DATA RECORDS:
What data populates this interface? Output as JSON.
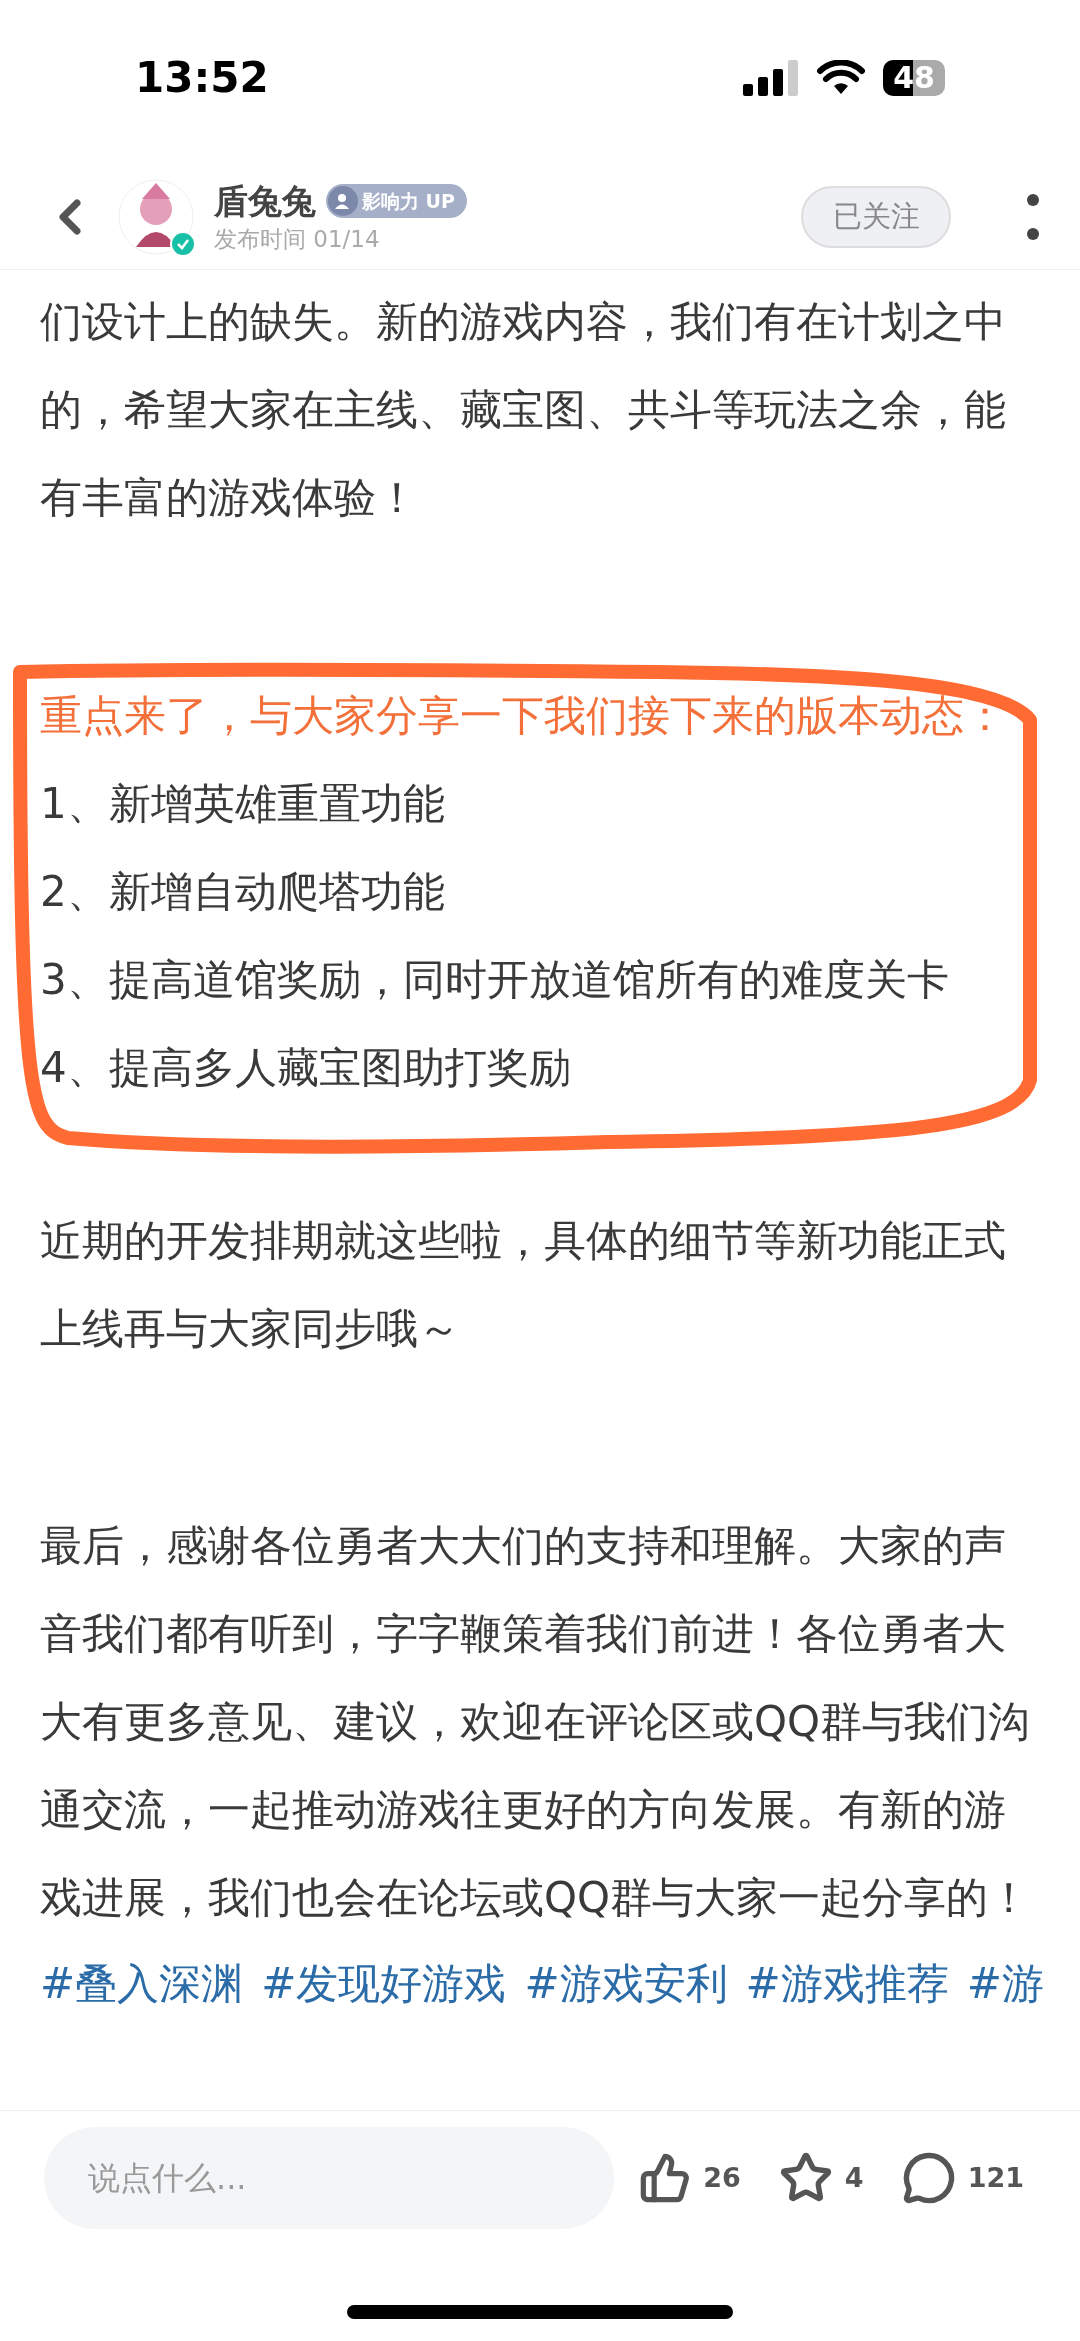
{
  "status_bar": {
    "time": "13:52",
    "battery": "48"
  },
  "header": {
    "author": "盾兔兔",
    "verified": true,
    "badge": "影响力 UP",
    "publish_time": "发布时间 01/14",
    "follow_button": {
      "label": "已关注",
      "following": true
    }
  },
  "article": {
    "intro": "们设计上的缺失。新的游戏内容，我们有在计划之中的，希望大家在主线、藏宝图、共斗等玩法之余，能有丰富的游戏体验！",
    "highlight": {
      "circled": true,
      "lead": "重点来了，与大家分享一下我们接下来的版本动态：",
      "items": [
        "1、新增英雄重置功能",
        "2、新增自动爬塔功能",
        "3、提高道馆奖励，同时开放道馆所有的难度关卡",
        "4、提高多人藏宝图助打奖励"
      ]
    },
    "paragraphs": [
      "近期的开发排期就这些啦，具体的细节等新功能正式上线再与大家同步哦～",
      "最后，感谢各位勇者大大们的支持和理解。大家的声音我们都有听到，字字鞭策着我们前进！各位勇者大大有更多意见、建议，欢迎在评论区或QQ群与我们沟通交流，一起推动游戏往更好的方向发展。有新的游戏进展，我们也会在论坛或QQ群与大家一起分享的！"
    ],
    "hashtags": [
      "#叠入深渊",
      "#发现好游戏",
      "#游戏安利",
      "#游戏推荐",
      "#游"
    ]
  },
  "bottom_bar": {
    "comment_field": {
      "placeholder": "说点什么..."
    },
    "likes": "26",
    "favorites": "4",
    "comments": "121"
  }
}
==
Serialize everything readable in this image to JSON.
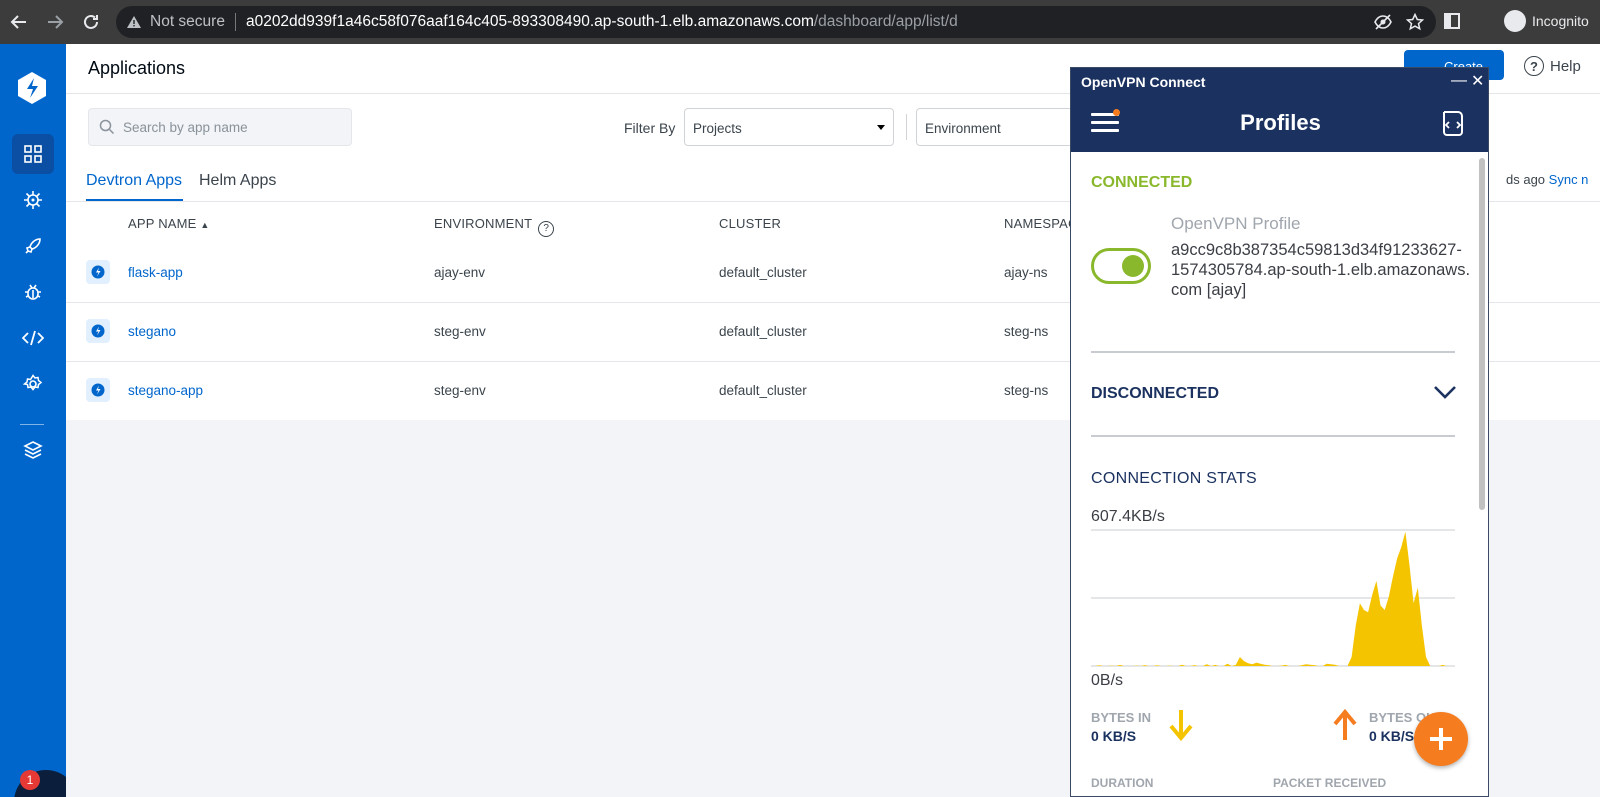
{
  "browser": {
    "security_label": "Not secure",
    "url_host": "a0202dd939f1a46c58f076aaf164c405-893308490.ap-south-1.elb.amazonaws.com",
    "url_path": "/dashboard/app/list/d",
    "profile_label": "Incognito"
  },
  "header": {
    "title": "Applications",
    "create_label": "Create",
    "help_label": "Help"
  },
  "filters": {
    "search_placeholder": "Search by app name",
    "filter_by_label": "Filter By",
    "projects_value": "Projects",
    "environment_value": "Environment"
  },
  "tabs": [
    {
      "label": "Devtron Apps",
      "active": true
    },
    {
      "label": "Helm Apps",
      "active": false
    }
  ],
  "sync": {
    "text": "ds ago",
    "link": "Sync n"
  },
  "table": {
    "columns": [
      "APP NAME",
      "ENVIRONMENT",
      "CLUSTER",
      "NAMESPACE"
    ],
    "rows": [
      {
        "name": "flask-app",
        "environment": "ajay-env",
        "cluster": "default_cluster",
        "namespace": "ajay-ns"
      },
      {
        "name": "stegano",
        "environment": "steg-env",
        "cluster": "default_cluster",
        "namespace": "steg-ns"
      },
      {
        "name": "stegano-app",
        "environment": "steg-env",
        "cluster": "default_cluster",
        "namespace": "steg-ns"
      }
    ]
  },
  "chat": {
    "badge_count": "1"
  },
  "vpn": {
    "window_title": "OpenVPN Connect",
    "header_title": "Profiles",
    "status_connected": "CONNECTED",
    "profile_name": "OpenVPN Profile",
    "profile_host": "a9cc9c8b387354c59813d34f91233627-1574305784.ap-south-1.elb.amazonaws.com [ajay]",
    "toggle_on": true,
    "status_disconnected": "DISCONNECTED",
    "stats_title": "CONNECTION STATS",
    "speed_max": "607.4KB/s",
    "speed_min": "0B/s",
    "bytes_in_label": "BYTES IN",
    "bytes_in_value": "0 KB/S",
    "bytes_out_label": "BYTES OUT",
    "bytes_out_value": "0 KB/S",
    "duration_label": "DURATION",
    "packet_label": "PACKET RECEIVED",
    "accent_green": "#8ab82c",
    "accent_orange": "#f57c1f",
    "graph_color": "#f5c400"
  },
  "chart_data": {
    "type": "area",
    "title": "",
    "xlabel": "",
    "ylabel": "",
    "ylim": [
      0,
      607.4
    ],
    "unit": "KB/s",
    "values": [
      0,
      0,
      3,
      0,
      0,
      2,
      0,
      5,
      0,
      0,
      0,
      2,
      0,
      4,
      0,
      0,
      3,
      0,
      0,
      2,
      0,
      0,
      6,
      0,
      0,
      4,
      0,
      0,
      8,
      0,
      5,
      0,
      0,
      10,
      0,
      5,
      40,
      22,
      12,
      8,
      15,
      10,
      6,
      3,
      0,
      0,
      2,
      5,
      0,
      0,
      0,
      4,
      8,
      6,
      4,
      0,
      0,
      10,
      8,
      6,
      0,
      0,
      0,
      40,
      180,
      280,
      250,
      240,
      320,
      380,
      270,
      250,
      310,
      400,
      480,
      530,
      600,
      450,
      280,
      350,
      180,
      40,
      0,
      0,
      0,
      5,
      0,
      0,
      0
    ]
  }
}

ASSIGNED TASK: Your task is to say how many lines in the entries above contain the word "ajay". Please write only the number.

OUTPUT: 3